In the decades following the first successful detonation of a nuclear weapon on 16 July 1945, humanity quaked with fear at atomic weaponry. As the global nuclear arsenal swelled, so, too, did our dread of the breed of war we might unleash with it. As scientists researched the possible ramifications of such a conflict, a new term entered public vernacular: nuclear winter.
Since the 1980s, a nuclear winter has permeated our most dismal visions of the future: The sky suddenly blazes with the radiance of a thousand suns. Millions of lives burn to ash and shadows. Nuclear firestorms incinerate cities. Torrents of smoke ascend into the atmosphere to entomb the planet in clouds of ash. The result is noontime darkness and plummeting temperatures.
The theory of a nuclear winter is one of environmental collateral damage. The scenario assumes that if 100 or more firestorms follow the explosions of a nuclear war and loft large enough amounts of sooty smoke into the upper troposphere and lower stratosphere, it could have a profound and severe effect on the climate, causing cold weather and reduced sunlight for months or even years.
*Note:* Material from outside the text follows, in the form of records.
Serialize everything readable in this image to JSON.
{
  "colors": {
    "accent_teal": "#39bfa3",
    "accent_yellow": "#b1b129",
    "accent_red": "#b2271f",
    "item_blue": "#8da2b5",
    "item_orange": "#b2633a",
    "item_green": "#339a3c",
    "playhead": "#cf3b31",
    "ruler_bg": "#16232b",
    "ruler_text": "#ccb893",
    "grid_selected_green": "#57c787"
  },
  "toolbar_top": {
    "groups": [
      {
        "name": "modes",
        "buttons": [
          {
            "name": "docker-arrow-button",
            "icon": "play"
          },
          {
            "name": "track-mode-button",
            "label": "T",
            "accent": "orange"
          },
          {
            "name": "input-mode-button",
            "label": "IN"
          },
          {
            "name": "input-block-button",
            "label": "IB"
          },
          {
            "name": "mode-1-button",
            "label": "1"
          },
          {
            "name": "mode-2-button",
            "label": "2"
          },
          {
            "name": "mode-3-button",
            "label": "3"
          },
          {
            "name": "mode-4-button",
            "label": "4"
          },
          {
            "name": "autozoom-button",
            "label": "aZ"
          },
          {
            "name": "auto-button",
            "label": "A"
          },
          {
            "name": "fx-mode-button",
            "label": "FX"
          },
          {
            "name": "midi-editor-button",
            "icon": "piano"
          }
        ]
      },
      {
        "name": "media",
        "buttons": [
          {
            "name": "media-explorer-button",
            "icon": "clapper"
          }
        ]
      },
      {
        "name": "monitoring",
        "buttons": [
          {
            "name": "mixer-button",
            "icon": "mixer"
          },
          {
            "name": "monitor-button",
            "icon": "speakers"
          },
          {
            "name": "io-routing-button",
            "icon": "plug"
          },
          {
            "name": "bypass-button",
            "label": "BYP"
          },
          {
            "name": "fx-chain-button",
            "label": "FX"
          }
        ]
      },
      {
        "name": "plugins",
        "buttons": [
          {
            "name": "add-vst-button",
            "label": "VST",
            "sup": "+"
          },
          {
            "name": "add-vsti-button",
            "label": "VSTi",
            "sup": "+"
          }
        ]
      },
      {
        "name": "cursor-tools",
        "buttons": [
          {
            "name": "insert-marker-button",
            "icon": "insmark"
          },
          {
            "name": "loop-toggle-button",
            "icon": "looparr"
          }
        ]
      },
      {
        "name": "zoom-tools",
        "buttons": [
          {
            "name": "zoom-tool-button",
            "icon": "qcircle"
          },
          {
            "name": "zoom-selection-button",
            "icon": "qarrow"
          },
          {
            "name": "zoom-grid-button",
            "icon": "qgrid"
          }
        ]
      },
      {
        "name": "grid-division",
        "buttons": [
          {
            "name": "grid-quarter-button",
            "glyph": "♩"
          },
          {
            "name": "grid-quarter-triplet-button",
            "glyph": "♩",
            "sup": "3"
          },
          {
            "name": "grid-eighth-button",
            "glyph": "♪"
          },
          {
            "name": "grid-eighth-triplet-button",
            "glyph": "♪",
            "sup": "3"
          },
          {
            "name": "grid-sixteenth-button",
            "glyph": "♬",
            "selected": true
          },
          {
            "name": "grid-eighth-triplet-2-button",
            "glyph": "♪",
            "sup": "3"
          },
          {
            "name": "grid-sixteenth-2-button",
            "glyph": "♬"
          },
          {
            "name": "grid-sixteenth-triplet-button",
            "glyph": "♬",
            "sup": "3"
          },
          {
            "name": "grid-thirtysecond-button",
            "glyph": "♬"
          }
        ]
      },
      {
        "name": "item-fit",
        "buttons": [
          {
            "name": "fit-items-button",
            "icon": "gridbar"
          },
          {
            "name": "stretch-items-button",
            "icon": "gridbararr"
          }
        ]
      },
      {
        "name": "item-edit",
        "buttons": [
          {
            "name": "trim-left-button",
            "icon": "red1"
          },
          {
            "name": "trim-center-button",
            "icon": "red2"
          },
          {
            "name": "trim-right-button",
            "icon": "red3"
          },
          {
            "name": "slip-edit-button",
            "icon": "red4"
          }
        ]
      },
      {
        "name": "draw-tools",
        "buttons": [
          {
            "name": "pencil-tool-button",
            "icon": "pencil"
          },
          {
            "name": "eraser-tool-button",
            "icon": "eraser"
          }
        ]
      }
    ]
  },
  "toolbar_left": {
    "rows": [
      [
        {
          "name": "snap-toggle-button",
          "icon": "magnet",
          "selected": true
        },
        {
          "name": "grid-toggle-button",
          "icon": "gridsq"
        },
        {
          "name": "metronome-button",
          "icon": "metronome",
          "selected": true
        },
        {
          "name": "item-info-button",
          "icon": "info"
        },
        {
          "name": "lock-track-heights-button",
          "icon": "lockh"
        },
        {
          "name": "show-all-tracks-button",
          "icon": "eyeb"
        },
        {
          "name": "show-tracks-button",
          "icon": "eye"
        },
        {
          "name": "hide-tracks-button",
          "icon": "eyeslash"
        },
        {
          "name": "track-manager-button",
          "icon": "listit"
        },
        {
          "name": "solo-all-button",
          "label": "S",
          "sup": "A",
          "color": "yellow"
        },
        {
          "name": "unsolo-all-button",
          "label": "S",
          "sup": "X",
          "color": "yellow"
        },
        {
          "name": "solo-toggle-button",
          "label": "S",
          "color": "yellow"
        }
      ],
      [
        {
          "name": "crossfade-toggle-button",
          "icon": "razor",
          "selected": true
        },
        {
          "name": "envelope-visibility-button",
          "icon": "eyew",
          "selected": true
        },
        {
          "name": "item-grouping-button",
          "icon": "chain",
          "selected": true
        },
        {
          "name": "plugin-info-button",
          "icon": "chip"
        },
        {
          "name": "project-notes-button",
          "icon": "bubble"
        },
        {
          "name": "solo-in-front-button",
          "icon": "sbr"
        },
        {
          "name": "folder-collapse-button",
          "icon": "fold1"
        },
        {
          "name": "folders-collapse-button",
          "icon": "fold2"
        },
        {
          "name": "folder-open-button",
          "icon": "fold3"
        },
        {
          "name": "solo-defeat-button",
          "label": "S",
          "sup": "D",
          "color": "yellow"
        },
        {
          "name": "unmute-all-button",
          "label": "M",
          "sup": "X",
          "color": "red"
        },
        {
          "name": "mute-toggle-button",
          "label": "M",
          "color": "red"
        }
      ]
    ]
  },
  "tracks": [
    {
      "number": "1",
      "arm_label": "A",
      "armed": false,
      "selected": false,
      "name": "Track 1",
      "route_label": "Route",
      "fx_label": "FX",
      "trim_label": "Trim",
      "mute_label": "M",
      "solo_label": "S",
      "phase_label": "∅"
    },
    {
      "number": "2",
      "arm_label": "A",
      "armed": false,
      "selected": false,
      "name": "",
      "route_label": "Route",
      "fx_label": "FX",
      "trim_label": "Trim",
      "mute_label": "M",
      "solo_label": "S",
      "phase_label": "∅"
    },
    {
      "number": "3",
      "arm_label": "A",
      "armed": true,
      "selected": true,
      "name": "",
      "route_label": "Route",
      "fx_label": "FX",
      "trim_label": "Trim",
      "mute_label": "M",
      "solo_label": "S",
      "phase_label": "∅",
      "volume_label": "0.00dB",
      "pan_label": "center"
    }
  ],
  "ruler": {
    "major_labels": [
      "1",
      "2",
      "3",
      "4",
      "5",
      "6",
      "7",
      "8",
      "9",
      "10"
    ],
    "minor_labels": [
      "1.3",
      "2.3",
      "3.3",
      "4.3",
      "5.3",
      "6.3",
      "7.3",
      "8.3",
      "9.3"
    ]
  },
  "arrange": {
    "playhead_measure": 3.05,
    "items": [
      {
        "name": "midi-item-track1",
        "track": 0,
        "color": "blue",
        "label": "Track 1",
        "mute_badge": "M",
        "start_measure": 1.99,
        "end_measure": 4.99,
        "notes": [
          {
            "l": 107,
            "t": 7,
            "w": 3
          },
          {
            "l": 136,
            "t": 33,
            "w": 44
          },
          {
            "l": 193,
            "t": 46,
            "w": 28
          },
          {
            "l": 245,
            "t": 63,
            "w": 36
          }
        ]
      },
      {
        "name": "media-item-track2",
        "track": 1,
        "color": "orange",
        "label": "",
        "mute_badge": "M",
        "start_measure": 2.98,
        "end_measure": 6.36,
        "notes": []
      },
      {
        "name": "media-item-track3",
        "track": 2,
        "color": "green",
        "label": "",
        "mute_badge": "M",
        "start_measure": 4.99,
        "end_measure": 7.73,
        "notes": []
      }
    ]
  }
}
In an interview with Mikhail Gorbachev in 2000, the interviewer commented, “In the 1980s, you warned about the unprecedented dangers of nuclear weapons and took very daring steps to reverse the arms race.” Gorbachev responded, “Models made by Russian and American scientists showed that a nuclear war would result in a nuclear winter that would be extremely destructive to all life on Earth; the knowledge of that was a great stimulus to us, to people with honor and morality, to act in that situation.”
In the late 1980s, as the implications of a nuclear winter began to be taken more seriously, military analysts turned their attention to the development of nuclear warheads that would explode at low altitudes and cause less fires ignited by thermal radiation, thus reducing the likelihood of a nuclear winter.
Volcanic winters are similar in nature to the theoretical nuclear winter, although there have been a number of instances of volcanic ash and droplets of sulfuric acid obscuring the Sun and increasing the Earth’s reflection of solar radiation: the eruption of Mount Tambora in 1815, the explosion of Krakatoa in 1883, and more recently, the explosion of Mount Pinutubo in 1991.